by Tom Trigg (University of California)
When I applied for my undergraduate studies, I was sure that linguistics would take secondary place to French, having originally applied for a joint honours French & Linguistics degree. However, two months before I enrolled at Queen Mary University of London (QMUL), I made the somewhat crazy decision to switch to a single honours BA in Linguistics, which turned out to be the best decision. I ended up falling in love with the subject and deciding to continue my studies through to postgraduate level. My time during my undergraduate studies solidified a profound interest in the underlying facets of language structure, and culminated in an undergraduate thesis investigating case variation in Finnish. During my second year, I was determined that pursuing further education in linguistics was absolutely what I wanted to do, so I decided to apply to QMUL once again for an MA in linguistics.
It goes without saying that my MA would have been financially impossible without the PhilSoc’s Master’s Bursary. It ensured I could dedicate all my time to my MA. Graduating in December 2019, I was able to explore many more aspects of linguistics during my postgraduate studies. This included a joint project investigating the nature of so-called pluralia tantum (nouns which only have a singular form: “trousers”, “groceries” etc.). Our work, which is still ongoing, was presented at the Linguistics and English Language Postgraduate Conference (LELPGC) at the University of Edinburgh, and at the general meeting of the Linguistics Association of Great Britain (LAGB) at QMUL. I was also able to participate in the London Semantics Day (LSD) at QMUL, presenting some preliminary work which made up part of my MA thesis. My thesis was ultimately focused on investigating the nature of Finnish reflexives. I investigated and analysed Finnish anaphors (words like “himself”) and logophors (pronouns which may only refer back to an attitude holder/speaker). Given the breadth of this topic, it is an area which I very much hope to return to. Throughout my MA studies, I realised that taking part in serious research was what I wanted to do with my career. I likewise found a passion for research which relies on cross-linguistic comparison and elicitation with native speakers.

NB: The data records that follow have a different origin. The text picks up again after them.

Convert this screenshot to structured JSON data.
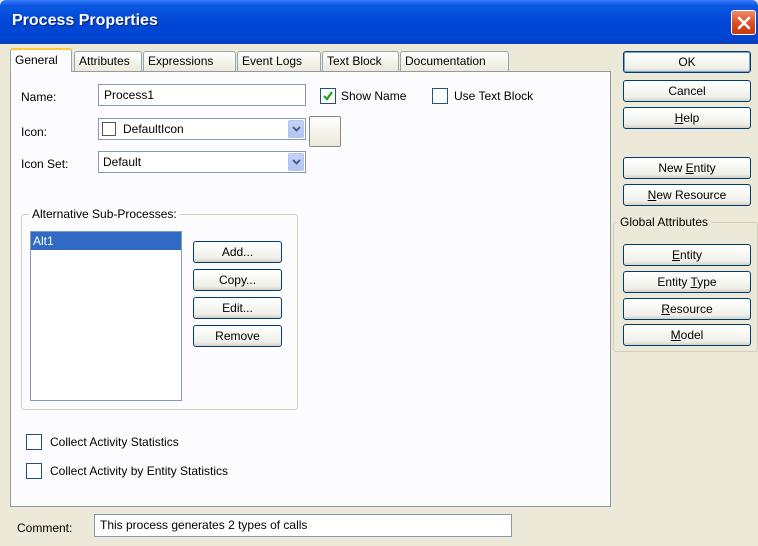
{
  "window": {
    "title": "Process Properties"
  },
  "tabs": [
    {
      "label": "General"
    },
    {
      "label": "Attributes"
    },
    {
      "label": "Expressions"
    },
    {
      "label": "Event Logs"
    },
    {
      "label": "Text Block"
    },
    {
      "label": "Documentation"
    }
  ],
  "general": {
    "name_label": "Name:",
    "name_value": "Process1",
    "show_name_label": "Show Name",
    "show_name_checked": true,
    "use_text_block_label": "Use Text Block",
    "use_text_block_checked": false,
    "icon_label": "Icon:",
    "icon_value": "DefaultIcon",
    "icon_set_label": "Icon Set:",
    "icon_set_value": "Default",
    "alt_group_label": "Alternative Sub-Processes:",
    "alt_items": [
      "Alt1"
    ],
    "selected_alt_index": 0,
    "add_label": "Add...",
    "copy_label": "Copy...",
    "edit_label": "Edit...",
    "remove_label": "Remove",
    "collect_activity_label": "Collect Activity Statistics",
    "collect_activity_checked": false,
    "collect_entity_label": "Collect Activity by Entity Statistics",
    "collect_entity_checked": false
  },
  "comment": {
    "label": "Comment:",
    "value": "This process generates 2 types of calls"
  },
  "actions": {
    "ok": "OK",
    "cancel": "Cancel",
    "help_pre": "",
    "help_u": "H",
    "help_post": "elp",
    "new_entity_pre": "New ",
    "new_entity_u": "E",
    "new_entity_post": "ntity",
    "new_resource_pre": "",
    "new_resource_u": "N",
    "new_resource_post": "ew Resource"
  },
  "global_attributes": {
    "label": "Global Attributes",
    "entity_pre": "",
    "entity_u": "E",
    "entity_post": "ntity",
    "entity_type_pre": "Entity ",
    "entity_type_u": "T",
    "entity_type_post": "ype",
    "resource_pre": "",
    "resource_u": "R",
    "resource_post": "esource",
    "model_pre": "",
    "model_u": "M",
    "model_post": "odel"
  },
  "colors": {
    "titlebar": "#0047d8",
    "selection": "#316ac5",
    "check": "#21a121"
  }
}
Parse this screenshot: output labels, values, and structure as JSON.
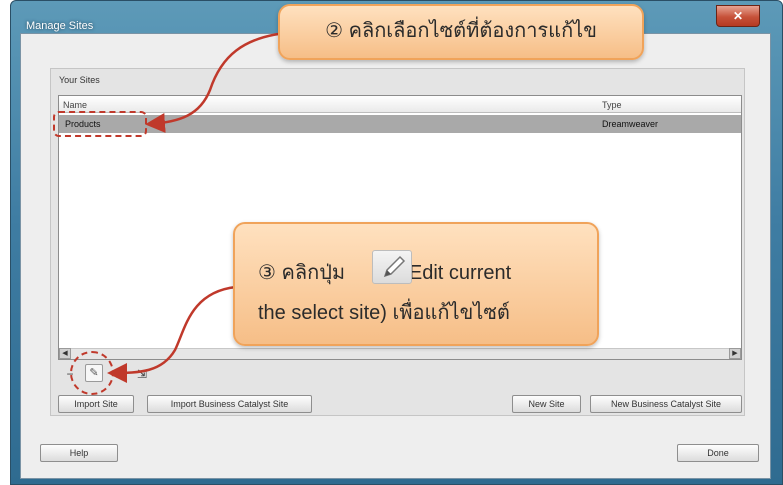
{
  "window": {
    "title": "Manage Sites",
    "close_label": "✕"
  },
  "sites": {
    "group_label": "Your Sites",
    "columns": [
      "Name",
      "Type"
    ],
    "rows": [
      {
        "name": "Products",
        "type": "Dreamweaver"
      }
    ]
  },
  "toolbar": {
    "remove_icon": "−",
    "edit_icon": "✎",
    "duplicate_icon": "⧉",
    "export_icon": "⇲"
  },
  "scrollbar": {
    "left_arrow": "◀",
    "right_arrow": "▶"
  },
  "buttons": {
    "import_site": "Import Site",
    "import_bc_site": "Import Business Catalyst Site",
    "new_site": "New Site",
    "new_bc_site": "New Business Catalyst Site",
    "help": "Help",
    "done": "Done"
  },
  "callouts": {
    "step2": "② คลิกเลือกไซต์ที่ต้องการแก้ไข",
    "step3_line1_prefix": "③ คลิกปุ่ม",
    "step3_line1_suffix": "(Edit current",
    "step3_line2": "the select site) เพื่อแก้ไขไซต์"
  },
  "colors": {
    "annotation_red": "#c0392b",
    "callout_fill": "#f6be87",
    "selected_row": "#a9a9a9"
  }
}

Knowing that my research interests lie firmly within the realm of formal linguistics, particularly syntax and semantics, and their interface, I applied to a number of doctoral programs in both the US and UK. I was lucky to be offered a place on the linguistics graduate program at the University of California, Los Angeles (UCLA), which I started in September 2019. I’ve since had the opportunity to undertake a number of other projects, including: (i) investigating Finnish wh-movement (which forms wh-questions like “who did you see?”); and (ii) probing the syntax/semantics of British English so-called fuck-inversion (constructions like “Is John a nice guy?” “Is he fuck!”. Sailor, Craig. 2017. ‘Negative inversion without negation: On fuck-inversion in British English.’ In Cambridge Occasional Papers in Linguistics (COPiL) 10: 88-110.). Needless to say, my ability to pursue my education at Master’s level was aided, in no small part, by the Master’s Bursary. Without this, it would be unlikely that I would have been able to continue my studies in a doctoral program. So for that, I am incredibly grateful to PhilSoc for allowing me to pursue my passion.